[Start of Attachment]

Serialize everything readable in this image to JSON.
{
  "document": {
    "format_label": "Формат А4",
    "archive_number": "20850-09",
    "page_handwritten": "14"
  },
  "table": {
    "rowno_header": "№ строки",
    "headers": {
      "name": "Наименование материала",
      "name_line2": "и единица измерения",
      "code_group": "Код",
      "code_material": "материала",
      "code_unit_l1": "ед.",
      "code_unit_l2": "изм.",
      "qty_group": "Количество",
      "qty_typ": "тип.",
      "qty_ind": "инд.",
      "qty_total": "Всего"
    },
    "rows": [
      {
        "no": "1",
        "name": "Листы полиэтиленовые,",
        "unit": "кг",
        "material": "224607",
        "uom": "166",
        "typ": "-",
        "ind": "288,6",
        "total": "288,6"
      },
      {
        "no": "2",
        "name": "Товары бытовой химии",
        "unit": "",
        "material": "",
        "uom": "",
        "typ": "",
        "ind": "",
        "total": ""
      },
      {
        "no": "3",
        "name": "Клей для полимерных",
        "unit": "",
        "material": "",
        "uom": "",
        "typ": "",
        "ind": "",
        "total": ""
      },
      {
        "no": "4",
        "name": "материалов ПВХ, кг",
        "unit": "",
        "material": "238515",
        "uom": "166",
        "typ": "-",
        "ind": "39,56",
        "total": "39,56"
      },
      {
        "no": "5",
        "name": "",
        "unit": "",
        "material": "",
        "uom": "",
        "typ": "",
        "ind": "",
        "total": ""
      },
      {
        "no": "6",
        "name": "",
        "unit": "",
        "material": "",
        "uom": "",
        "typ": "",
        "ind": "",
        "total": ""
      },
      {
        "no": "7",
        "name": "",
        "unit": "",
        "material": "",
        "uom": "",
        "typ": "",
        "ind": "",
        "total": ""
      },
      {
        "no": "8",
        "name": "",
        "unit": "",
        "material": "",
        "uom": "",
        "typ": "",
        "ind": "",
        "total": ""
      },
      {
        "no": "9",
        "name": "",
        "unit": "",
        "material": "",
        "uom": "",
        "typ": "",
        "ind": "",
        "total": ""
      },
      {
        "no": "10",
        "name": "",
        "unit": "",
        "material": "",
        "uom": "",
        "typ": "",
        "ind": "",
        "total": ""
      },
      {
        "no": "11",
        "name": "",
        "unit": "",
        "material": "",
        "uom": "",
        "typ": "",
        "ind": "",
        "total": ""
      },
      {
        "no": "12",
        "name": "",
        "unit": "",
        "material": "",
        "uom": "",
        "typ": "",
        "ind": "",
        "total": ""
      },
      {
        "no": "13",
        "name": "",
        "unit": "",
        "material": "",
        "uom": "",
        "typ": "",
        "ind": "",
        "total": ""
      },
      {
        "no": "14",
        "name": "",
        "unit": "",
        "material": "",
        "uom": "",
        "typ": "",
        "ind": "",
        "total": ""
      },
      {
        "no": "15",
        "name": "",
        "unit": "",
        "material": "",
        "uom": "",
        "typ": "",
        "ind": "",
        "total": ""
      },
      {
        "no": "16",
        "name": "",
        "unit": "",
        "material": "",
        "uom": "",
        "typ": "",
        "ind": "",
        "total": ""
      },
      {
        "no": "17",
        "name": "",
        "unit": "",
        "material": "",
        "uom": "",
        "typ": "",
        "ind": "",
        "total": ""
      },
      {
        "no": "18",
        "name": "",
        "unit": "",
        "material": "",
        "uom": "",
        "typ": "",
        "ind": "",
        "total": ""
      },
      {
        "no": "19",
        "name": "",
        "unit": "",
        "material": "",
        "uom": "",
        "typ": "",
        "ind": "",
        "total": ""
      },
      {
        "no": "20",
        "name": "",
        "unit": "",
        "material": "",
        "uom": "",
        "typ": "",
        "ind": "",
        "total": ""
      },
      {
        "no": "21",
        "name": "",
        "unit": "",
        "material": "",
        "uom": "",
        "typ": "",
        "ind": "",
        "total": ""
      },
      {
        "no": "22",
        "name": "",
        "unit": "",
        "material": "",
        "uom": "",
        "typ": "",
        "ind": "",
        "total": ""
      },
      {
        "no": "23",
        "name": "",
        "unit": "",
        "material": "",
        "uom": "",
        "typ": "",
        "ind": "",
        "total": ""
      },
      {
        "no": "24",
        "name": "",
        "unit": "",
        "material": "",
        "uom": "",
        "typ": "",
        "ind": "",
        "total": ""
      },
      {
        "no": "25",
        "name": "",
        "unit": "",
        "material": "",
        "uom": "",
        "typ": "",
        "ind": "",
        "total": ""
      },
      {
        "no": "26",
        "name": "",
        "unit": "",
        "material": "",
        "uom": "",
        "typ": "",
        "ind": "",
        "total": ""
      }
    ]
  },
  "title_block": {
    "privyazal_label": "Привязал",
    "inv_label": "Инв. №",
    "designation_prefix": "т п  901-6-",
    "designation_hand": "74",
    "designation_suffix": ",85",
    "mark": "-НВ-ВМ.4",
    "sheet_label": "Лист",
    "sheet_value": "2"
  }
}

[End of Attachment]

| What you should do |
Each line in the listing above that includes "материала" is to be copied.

| Answer space |
      "name": "Наименование материала",
      "code_material": "материала",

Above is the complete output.